Media analysis of super Tuesday has underscored the significance of immigration as an issue and of the growing Hispanic vote. Even though John McCain didn't draw many Hispanic votes, his more moderate and sympathetic views on immigration continues to alienate him from the conservative GOP base. Even with Mitt Romney out of the race, McCain will still be under enormous pressure to reconcile himself to the right -- especially on immigration. That'll be a trick, since his strength is from the moderate GOP and independents.
The influence of the Hispanic vote is more clearly seen on the Democratic side, especially in California. Hillary Clinton drew twice as many Hispanic votes as Barack Obama. Together with women and older voters, Latinos gave her a substantial victory. (See LA Times article.) What attracted Hispanic voters was their familiarity with the Clintons and their unfamiliarity with Obama. The positions of both candidates, especially on immigration, are about the same and amenable to Hispanics. Obama was perhaps a bit late in recognizing the importance of the Latino vote. (See Chicago Tribune article.)

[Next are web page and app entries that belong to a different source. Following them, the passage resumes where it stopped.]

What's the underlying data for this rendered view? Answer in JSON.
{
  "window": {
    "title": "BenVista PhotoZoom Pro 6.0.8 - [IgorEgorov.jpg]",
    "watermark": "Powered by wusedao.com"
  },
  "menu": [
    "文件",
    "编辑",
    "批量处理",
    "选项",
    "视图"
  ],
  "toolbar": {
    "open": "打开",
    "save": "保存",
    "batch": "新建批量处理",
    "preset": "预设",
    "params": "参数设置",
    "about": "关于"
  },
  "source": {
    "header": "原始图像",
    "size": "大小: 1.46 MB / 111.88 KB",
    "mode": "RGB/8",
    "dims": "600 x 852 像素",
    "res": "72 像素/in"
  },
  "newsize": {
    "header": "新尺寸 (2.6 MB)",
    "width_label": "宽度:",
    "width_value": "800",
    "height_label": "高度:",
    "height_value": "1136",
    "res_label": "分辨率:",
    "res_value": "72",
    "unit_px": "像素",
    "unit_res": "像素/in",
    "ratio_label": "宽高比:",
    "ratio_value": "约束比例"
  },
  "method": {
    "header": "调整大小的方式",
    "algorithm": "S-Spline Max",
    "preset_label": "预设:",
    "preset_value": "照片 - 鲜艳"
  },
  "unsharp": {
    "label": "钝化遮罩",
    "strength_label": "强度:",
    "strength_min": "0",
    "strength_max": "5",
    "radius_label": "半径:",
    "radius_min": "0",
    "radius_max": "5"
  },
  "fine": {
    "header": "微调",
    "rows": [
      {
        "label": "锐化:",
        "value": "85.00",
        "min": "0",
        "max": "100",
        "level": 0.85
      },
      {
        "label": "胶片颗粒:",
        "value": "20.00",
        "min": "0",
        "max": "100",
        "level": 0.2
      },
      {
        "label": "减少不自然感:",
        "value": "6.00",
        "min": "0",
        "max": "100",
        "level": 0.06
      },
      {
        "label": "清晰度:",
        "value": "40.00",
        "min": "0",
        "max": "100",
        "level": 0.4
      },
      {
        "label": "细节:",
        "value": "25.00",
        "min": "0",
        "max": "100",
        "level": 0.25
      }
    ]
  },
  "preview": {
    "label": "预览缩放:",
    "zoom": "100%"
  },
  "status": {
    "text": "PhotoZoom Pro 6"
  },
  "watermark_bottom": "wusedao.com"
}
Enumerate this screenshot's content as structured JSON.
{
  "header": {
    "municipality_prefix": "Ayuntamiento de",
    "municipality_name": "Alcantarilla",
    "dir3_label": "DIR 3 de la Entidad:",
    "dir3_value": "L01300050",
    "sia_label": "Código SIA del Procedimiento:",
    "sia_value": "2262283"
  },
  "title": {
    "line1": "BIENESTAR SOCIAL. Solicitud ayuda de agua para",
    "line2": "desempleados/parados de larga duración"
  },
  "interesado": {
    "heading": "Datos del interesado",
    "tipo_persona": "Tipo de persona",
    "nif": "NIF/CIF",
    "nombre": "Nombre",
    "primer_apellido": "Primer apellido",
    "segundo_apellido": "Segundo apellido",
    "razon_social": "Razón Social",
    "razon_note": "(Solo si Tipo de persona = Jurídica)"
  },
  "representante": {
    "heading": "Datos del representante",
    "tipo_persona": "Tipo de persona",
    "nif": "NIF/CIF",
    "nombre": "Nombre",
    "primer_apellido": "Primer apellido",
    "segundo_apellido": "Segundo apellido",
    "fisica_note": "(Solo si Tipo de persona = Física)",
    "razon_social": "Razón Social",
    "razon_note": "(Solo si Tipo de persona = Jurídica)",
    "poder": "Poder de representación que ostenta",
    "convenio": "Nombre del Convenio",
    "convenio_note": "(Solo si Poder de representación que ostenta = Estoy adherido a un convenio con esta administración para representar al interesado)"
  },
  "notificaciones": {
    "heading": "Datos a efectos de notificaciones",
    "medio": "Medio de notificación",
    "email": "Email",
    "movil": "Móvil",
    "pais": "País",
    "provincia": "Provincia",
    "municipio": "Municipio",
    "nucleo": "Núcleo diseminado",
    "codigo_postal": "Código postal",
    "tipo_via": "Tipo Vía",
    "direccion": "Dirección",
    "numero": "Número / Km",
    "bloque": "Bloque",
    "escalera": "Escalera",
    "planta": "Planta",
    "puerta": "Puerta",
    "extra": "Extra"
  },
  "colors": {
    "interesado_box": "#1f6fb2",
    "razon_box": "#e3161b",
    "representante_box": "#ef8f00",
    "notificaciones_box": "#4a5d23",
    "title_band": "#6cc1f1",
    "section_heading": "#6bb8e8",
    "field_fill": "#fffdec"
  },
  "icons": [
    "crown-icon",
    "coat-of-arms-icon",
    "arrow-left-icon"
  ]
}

The long term significance, however, is not whom the Hispanic votes favor in 2008 but the large turn-out. In California it was 10% compared to 7% in 2006. The expectation is that with all the hyp from the primaries it will grow. But it's not just in the presidential nominating contest that the power of the Hispanic vote can be demonstrated, but also down to local races as well. In Cook County, Anita Alvarez won the Democratic nomination for state's attorney in a crowded field. She did garner the Hispanic vote on the Southwest and Northwest sides, but she also ran second in most city wards and county townships. This office has often been the most competitive between Democrats and Republicans, still Alvarez is an experienced and attractive candidate and likely to become leading Hispanic officeholder in the state. (See Chicago Tribune article.)